• _EXERCISE PROMPT_
Where a line holds the word "should", copy that line from the data below.

>>>>>

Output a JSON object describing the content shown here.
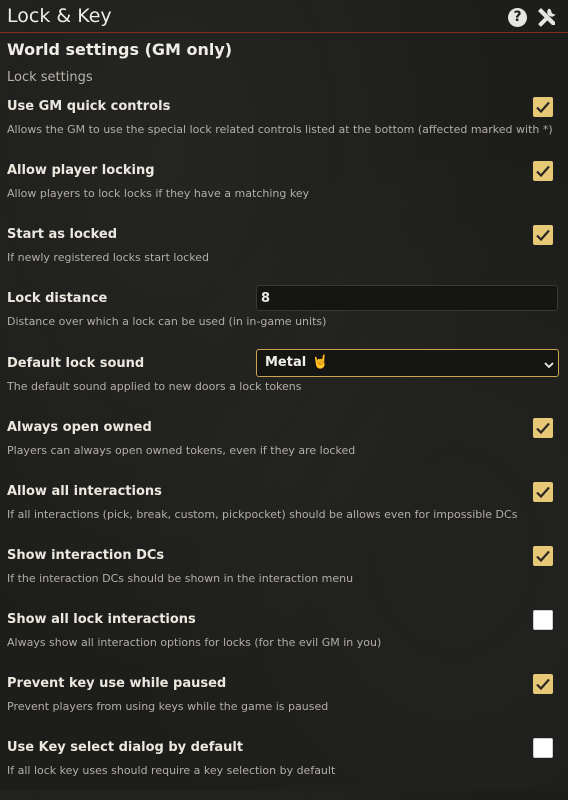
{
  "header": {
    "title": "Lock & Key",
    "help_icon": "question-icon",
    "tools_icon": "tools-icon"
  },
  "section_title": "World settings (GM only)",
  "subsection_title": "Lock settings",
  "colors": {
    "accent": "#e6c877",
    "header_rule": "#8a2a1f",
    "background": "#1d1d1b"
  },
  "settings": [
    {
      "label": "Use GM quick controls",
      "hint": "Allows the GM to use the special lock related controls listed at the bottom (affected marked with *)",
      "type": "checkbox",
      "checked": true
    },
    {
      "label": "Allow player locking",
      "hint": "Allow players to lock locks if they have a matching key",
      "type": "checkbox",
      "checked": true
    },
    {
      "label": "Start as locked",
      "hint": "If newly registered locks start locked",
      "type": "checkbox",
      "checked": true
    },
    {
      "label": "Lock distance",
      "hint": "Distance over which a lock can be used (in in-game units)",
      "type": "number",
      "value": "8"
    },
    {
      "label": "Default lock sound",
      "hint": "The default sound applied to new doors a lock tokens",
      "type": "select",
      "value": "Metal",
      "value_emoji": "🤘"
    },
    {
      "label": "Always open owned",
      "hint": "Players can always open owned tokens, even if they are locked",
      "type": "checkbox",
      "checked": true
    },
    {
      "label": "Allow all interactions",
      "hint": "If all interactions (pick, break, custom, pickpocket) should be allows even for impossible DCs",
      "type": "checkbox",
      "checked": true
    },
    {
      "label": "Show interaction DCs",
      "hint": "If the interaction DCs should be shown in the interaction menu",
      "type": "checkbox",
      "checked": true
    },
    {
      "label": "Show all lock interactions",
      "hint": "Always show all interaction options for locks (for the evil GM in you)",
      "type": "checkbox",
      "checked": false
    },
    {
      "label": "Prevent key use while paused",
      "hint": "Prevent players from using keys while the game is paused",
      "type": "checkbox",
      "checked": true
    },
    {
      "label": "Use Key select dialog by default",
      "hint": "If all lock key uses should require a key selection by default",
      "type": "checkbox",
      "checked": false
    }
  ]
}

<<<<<

• _PROBLEM SOLUTION_
      "hint": "If all interactions (pick, break, custom, pickpocket) should be allows even for impossible DCs",
      "hint": "If the interaction DCs should be shown in the interaction menu",
      "hint": "If all lock key uses should require a key selection by default",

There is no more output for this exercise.